Recently, a small dark gallery at New York's Fashion Institute of Technology was set ablaze with a jewel-like display of purses by Judith Leiber, whose work is aptly found in major-league museums and in the hands of the absurdly rich. If you missed the show--being on the opposite coast, or ashamed to attend with your stuff stashed in that crummy canvas backpack--you can ogle the book: "Judith Leiber: The Artful Handbag." The 192 handsome photographs, mainly by John Bigelow Taylor, can't quite capture the sheen, dazzle and tactile luxe of the originals, but will nevertheless abet you splendidly in breaking the 10th Commandment. (Covetousness. You didn't know?)
As Enid Nemy's ebullient text relates, the 74-year-old Leiber was trained in her native Hungary, becoming the first woman to attain the rank of master with the reigning guild. When she emigrated to the States after World War II, her disgust with the quick, shoddy mass production she encountered provoked her into starting her own enterprise.

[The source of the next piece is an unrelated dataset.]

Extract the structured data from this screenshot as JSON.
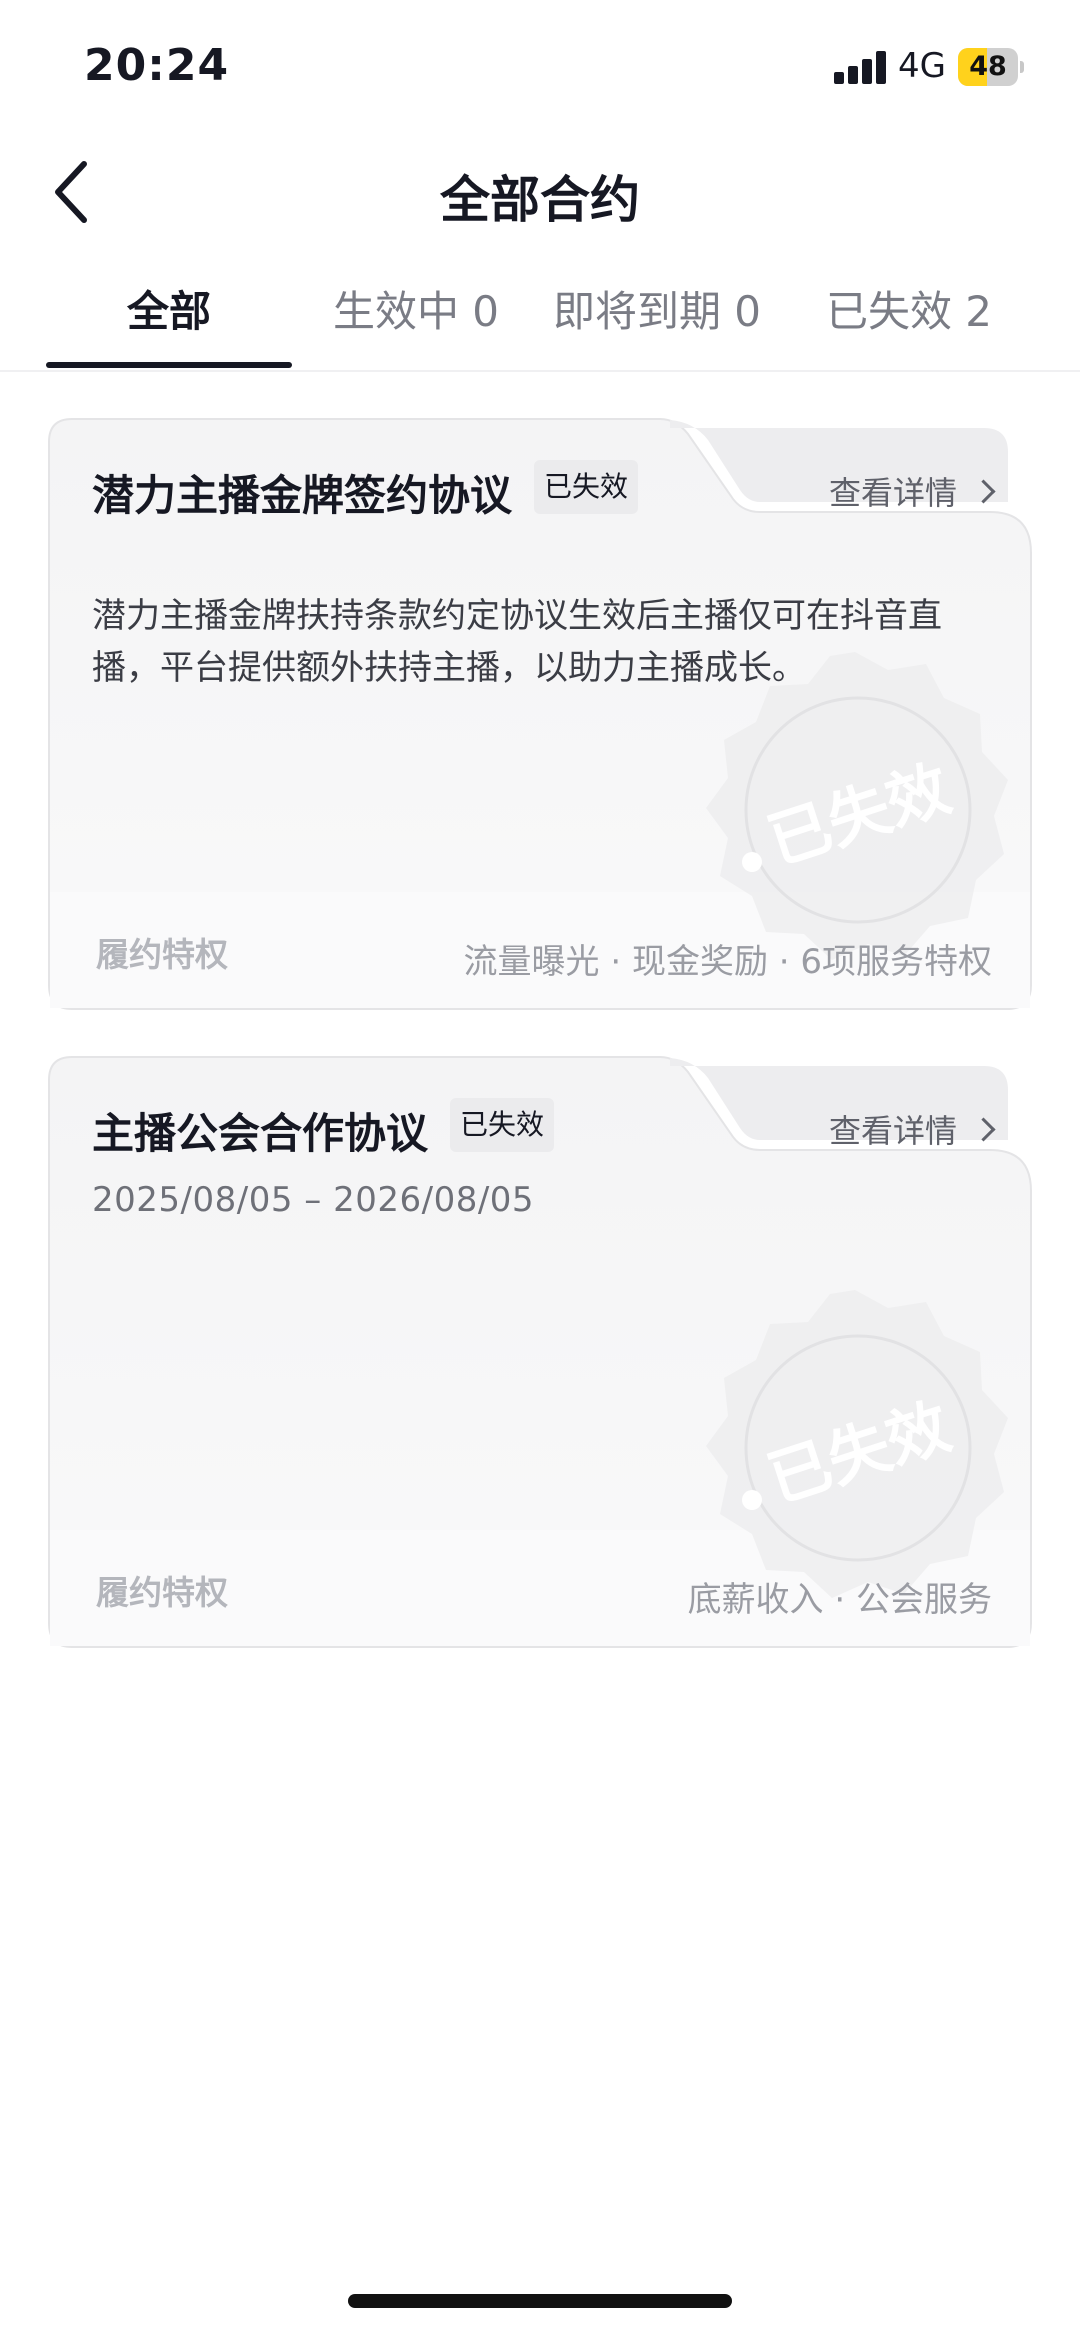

For over three decades now, she has been designing and overseeing the making of bags that refer discreetly to the history of fashion while boasting openly--as inanimate objets can--about the swell materials and elaborate workmanship that give them their splendor.
Like the people who've led you astray, each of Leiber's creations, while individual, can be assigned to a general category. My humble origins lead me to favor the gravely beautiful handbags in fine skins and glowing colors (pumpkin, pomegranate, caution-sign ocher; the inky green of leaves under moonlight); these can make daytime appearances without undermining an aura of serious purpose. The evening-regalia departments include clutches in subdued fabrics or leathers rescued from reticence by "important" frames or clasps, the beaded, the bejeweled and--the most extravagant members of the Leibertine society--the minaudieres: tiny, hard-shelled clutch bags for gala events. (Minaudieres, from the French minauder : to simper. You didn't know?)
Now today's "Everyms." has as much chance of acquiring a Leiber minaudiere (for most, we're talking hefty four figures) as the well-heeled owner of multiple Leibers has of possessing a Faberge egg (out of sight these days unless you're a czar). The taste governing the yearning for either, however, is about the same: It relishes the ingenious and ornate, intricately wrought in tiny proportions. The minaudieres render animals, vegetables, amphibians, flowers, fetishes, chimeras, shades-of-Faberge eggs, as well as abstract designs in lusciously tinted rhinestones. Exotic shells, once mollusks' housing, are renovated with gold-plated hardware. Whimsy abounds, though it occasionally falls heavily (the Buddha piece) or flat (the computer-graphics pattern). You must deal as you see fit with the irony of the "Miser's" bag, drawstring-tightened pouch.
Like so many objects of delight, Leiber's minaudieres are decidedly impractical. At their most capacious they can contain, say, a couple of high-denomination bills, a two-dose supply of a controlled substance, a wand of jet-black mascara and a scarlet lipstick, or similar small accessories of gaudy nights. The non-utility of these purses, which also deprive their carriers of the use of one hand, is critical to their point; they signify leisure. Their bearers simply do not expect to be following a tense round of business appointments noted in a bulging Filofax or to be needing the unencumbered use of their upper limbs to defend themselves against low-life attackers. Admittedly, some of these ornamental boxes come equipped with a drop-in chain, and a few are small enough to be slung from the neck--to lie, swinging softly between breasts and navel, an emblem of conspicuous pleasure.